The largest and third-largest hedge fund centers are also the two most intertwined, given their proximity: Manhattan is less than 25 miles from the Connecticut border and southeastern Connecticut's hedge fund hubs. Normally, this means that it takes less than an hour via commuter rail to get from Greenwich or Stamford to Grand Central Terminal, but the next couple of weeks look to be anything but normal.
The steel ties that bind Manhattan and Connecticut are snarled after a key electrical feeder to Metro North Railroad's New Haven line went down on Wednesday. The outage means many fewer trains and much longer commutes for hedge fund and financial services employees, whether they rely on the rails or the now much-more-crowded highways.
Electrical provider Con Edison and Metro North are scrambling to bring power back to the tracks—where trains are currently using diesel-power engines. But Con Ed warns that the type of repair needed generally takes about three weeks.
"Our crews are working diligently around the clock," Con Ed spokeswoman D. Joy Faber told Reuters. "But this type of work, we're looking at a couple of weeks here."
The outage has also seen the cancelation of Amtrak's high-speed Acela service between New York and another hedge fund center, Boston, at least through Sunday.
Connecticut Gov. Dannel Malloy said that he was frustrated by the slow progress and that he had ordered road work suspended on the highways to New York until the problem was resolved.

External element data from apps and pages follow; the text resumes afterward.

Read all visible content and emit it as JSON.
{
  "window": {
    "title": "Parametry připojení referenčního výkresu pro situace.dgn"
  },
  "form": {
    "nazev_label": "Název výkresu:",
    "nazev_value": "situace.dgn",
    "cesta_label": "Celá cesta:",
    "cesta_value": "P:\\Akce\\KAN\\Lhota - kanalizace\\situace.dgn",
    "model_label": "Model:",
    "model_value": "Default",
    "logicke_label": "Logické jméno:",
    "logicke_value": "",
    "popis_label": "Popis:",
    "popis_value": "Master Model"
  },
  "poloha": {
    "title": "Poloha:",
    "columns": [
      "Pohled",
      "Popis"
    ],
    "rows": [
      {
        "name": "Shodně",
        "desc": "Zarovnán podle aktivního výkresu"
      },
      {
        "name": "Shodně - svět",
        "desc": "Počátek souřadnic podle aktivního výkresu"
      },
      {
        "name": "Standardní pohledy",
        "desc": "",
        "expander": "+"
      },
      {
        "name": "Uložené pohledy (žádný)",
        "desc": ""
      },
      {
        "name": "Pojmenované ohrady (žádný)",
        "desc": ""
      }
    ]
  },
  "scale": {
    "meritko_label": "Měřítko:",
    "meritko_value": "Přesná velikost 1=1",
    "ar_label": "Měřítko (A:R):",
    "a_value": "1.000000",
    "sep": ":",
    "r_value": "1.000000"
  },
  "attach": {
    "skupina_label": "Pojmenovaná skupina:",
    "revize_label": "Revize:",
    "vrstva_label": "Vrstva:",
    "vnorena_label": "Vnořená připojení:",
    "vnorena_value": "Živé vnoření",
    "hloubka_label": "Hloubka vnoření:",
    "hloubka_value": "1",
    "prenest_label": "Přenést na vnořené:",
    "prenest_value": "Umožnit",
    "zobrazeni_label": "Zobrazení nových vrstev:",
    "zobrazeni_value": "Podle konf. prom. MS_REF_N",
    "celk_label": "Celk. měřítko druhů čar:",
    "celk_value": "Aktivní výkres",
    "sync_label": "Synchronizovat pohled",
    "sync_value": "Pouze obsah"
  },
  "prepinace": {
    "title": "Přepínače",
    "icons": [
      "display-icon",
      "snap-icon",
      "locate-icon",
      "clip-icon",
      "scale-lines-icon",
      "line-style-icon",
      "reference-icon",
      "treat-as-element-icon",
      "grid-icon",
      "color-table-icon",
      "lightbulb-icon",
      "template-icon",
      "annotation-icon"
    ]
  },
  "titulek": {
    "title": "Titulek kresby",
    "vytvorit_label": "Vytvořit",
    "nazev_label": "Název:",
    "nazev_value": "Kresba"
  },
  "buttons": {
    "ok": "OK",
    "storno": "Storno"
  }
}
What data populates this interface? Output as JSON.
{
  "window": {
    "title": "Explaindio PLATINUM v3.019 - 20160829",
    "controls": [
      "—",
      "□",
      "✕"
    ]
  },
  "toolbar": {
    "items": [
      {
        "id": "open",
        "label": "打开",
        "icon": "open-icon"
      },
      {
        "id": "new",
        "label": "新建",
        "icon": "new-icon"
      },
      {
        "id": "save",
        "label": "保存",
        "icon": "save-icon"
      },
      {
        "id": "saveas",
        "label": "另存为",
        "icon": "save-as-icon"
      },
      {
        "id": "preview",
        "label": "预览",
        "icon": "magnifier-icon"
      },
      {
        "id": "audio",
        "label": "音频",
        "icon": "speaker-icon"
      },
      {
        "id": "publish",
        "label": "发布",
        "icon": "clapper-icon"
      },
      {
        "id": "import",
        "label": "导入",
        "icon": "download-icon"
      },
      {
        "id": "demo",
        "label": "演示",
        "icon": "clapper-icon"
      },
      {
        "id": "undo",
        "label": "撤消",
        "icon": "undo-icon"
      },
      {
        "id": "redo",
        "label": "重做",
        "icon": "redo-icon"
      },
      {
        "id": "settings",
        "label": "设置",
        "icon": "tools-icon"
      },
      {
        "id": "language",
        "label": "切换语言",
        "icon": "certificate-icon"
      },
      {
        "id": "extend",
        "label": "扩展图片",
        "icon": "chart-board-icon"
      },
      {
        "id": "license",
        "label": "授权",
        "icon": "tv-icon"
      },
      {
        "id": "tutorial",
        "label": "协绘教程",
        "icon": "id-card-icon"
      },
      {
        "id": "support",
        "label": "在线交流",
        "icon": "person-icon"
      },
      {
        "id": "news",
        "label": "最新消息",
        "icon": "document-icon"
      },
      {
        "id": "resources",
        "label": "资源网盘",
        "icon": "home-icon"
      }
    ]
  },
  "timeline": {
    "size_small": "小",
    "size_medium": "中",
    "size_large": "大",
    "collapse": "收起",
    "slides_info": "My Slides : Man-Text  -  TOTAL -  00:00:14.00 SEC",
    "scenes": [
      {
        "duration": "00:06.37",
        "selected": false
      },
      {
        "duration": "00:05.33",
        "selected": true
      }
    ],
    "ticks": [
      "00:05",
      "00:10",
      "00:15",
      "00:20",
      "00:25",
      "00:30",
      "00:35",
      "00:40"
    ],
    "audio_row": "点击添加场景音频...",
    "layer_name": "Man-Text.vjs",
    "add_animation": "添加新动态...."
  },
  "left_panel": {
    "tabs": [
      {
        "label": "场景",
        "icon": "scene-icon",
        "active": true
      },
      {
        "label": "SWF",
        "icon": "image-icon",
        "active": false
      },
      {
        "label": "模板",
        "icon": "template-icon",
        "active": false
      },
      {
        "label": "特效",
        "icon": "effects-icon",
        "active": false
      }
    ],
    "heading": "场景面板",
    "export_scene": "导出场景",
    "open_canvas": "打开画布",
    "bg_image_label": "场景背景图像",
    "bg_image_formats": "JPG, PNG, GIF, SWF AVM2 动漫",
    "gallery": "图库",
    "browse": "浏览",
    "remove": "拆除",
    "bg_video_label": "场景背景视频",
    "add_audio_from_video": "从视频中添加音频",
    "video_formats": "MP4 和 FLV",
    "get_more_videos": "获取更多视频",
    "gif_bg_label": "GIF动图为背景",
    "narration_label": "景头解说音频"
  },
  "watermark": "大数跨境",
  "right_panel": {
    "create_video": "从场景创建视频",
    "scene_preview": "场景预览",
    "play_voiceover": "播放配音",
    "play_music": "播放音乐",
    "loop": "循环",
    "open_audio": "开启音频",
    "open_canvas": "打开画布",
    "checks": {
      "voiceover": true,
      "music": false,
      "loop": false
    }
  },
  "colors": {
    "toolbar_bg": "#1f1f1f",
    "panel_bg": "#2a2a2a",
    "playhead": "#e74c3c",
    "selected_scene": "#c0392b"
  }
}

He also urged commuters who are able to to work from home.
The issue isn't just affecting commuters headed to hedge funds and other financial services firms in the big city. Many hedge fund employees who live in New York rely on Metro North to get them to their offices in Connecticut.
Commuters report that their travels are taking at least an extra hour in each direction, due to increased traffic, fewer trains and the numerous transfers required between trains and buses.